Please return every line of the records below that contains the word "master".
------------------------
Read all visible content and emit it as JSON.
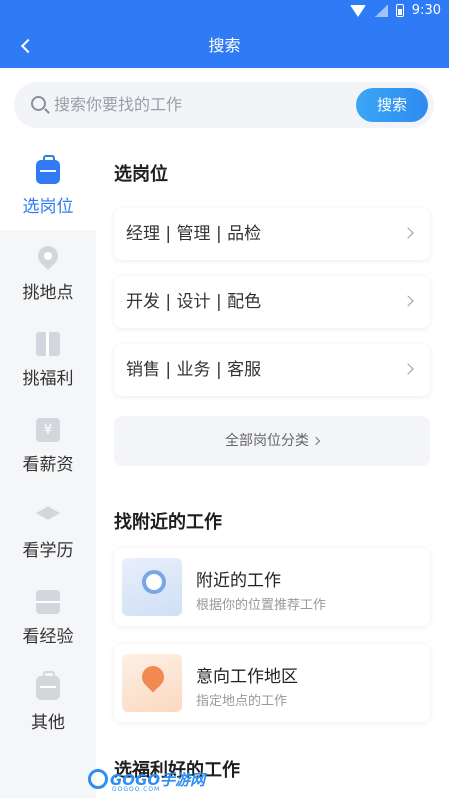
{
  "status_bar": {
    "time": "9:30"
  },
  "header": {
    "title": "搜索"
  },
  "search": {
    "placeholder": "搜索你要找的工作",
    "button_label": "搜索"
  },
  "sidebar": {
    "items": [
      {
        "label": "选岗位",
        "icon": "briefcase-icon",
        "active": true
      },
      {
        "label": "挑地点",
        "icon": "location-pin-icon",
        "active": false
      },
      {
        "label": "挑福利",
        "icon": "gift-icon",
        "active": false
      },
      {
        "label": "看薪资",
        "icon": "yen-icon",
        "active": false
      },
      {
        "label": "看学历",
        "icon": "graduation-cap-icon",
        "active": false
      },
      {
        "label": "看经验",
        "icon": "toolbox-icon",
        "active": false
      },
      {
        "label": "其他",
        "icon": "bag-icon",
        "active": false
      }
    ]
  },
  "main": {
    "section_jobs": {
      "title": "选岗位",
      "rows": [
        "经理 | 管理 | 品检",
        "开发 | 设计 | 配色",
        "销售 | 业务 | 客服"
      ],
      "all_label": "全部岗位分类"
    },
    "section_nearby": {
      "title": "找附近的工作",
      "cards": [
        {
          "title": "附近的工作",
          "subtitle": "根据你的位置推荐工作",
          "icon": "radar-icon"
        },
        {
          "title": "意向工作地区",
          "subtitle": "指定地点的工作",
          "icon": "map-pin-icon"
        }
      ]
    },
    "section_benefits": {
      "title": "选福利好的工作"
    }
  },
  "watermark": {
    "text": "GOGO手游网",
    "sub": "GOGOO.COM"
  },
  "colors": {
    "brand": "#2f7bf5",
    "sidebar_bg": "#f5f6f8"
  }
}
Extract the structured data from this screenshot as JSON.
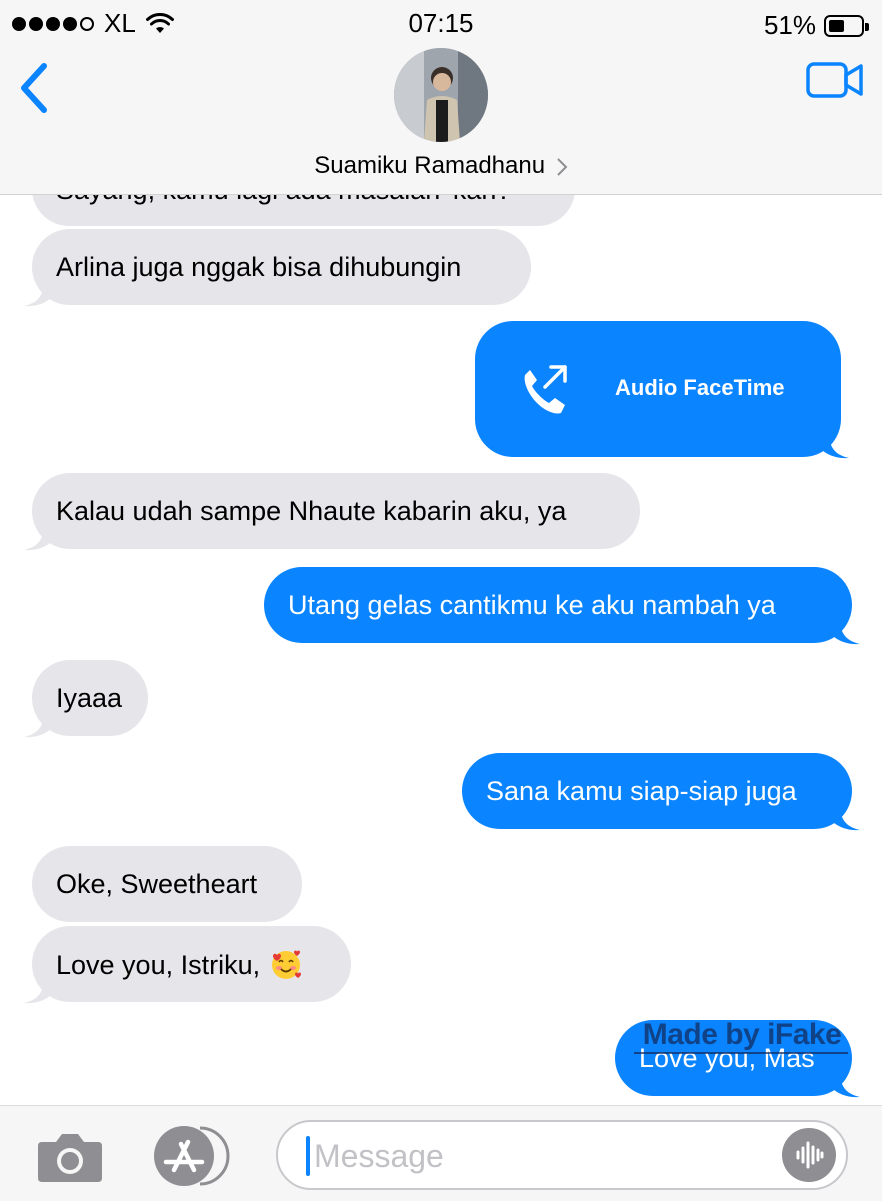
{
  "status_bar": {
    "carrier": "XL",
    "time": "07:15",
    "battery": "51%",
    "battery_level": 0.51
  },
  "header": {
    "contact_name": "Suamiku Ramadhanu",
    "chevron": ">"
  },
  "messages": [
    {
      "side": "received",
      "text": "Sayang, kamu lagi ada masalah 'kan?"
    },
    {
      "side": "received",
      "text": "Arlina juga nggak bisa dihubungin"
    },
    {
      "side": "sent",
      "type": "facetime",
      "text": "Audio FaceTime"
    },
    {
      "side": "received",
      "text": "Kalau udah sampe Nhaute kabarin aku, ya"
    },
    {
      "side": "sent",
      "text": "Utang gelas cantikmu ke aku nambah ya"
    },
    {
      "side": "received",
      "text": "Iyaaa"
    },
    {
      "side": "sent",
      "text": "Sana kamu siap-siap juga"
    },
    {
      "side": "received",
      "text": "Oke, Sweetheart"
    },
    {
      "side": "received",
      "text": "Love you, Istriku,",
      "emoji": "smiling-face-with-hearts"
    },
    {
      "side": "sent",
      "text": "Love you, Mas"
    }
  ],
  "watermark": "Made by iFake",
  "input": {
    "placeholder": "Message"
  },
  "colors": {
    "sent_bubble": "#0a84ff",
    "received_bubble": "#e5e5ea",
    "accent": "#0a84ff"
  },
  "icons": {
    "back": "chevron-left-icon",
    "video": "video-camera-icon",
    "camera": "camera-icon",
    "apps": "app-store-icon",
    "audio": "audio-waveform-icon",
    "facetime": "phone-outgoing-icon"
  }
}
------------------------
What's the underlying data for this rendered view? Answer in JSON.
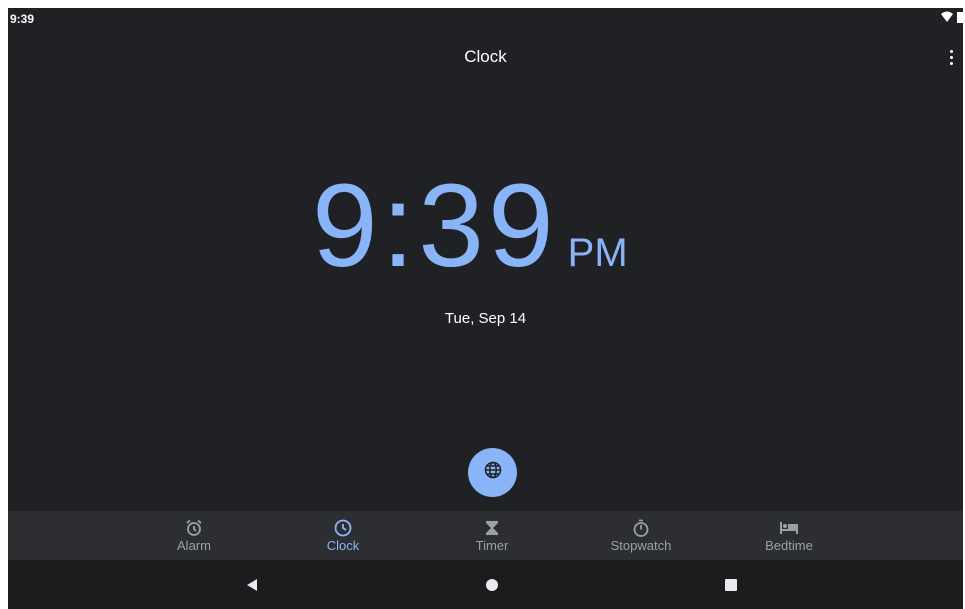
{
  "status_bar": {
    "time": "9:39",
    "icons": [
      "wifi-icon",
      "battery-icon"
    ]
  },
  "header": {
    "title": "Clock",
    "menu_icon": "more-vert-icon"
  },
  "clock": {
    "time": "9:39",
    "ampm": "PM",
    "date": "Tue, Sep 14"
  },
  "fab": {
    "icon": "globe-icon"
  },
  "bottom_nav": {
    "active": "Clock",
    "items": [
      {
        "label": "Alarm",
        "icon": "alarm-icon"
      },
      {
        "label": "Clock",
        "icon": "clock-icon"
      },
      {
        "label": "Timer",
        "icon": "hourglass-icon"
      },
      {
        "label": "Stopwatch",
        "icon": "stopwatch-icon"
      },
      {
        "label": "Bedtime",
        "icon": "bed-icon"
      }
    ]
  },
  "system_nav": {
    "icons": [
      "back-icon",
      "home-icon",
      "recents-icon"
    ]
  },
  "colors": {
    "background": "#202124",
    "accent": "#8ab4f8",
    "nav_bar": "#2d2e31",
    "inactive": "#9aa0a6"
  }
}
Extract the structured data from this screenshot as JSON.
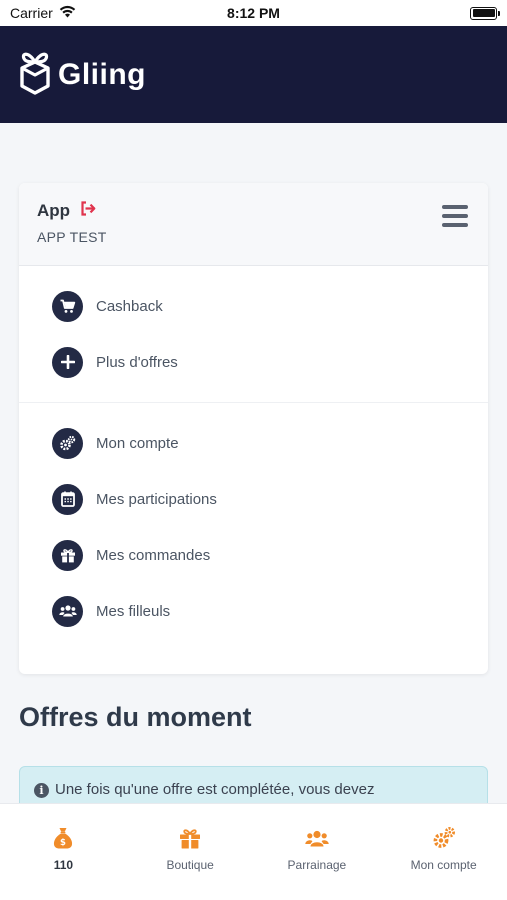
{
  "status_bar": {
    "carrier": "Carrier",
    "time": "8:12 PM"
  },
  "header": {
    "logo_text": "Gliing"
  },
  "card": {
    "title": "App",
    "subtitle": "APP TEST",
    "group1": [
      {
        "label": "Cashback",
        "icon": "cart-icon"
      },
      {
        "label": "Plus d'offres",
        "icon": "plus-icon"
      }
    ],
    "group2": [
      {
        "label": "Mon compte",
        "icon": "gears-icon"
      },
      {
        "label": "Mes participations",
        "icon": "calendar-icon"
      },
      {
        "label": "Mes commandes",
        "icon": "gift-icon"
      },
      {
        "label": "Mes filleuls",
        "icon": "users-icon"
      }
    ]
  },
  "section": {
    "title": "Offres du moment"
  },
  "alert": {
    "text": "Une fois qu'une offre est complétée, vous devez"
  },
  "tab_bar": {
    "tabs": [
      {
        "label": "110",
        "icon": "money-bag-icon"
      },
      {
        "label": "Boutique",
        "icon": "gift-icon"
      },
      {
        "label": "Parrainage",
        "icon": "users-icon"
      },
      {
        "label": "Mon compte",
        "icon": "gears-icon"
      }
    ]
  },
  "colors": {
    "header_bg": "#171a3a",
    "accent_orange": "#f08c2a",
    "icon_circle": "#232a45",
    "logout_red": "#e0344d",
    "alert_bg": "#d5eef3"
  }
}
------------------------
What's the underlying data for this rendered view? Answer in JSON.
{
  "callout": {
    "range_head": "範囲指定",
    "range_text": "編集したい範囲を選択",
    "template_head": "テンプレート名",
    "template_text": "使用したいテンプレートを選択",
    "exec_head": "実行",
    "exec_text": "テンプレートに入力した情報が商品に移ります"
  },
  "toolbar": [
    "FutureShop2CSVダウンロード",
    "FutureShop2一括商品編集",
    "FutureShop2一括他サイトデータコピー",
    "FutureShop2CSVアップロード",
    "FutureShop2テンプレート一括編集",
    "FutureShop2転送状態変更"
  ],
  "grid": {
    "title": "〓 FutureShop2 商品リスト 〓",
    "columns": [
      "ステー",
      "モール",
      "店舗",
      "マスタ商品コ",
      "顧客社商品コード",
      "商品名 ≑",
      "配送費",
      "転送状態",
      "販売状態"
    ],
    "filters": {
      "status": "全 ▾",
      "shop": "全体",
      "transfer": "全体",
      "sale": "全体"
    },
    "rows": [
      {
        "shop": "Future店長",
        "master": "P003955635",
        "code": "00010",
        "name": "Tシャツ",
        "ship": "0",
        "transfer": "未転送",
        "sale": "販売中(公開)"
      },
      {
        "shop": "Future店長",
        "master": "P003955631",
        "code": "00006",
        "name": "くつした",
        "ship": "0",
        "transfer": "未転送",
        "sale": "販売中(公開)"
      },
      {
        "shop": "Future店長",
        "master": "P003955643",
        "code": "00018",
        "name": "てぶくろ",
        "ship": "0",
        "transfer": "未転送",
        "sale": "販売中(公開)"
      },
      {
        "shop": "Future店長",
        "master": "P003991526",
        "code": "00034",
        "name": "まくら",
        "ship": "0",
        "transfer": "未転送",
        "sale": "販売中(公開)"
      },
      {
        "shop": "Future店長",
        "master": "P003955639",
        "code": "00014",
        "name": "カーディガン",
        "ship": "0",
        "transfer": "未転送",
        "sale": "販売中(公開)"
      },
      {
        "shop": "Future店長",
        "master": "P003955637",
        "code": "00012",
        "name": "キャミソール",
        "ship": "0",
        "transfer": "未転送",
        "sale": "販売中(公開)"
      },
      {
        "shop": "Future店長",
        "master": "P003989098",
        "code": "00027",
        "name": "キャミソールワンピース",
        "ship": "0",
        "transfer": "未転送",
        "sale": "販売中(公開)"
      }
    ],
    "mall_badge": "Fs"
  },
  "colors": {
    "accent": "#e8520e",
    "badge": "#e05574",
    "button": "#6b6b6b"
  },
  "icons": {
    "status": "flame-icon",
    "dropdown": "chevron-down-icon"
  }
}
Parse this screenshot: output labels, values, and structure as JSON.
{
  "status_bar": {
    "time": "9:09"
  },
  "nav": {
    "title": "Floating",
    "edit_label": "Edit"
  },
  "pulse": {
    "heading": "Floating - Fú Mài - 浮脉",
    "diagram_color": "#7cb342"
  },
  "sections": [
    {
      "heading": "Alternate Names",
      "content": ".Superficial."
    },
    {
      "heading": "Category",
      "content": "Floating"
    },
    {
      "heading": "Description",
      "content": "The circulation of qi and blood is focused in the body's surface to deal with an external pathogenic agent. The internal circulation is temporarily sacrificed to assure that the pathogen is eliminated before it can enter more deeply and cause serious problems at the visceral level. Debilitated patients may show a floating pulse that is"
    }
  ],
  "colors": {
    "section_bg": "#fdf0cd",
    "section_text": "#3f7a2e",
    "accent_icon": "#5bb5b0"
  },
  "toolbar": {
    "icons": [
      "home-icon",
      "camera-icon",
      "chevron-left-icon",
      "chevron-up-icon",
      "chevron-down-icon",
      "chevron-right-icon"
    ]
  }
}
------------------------
**Output of the exercise**
        "master": "P003955635",
        "master": "P003955631",
        "master": "P003955643",
        "master": "P003991526",
        "master": "P003955639",
        "master": "P003955637",
        "master": "P003989098",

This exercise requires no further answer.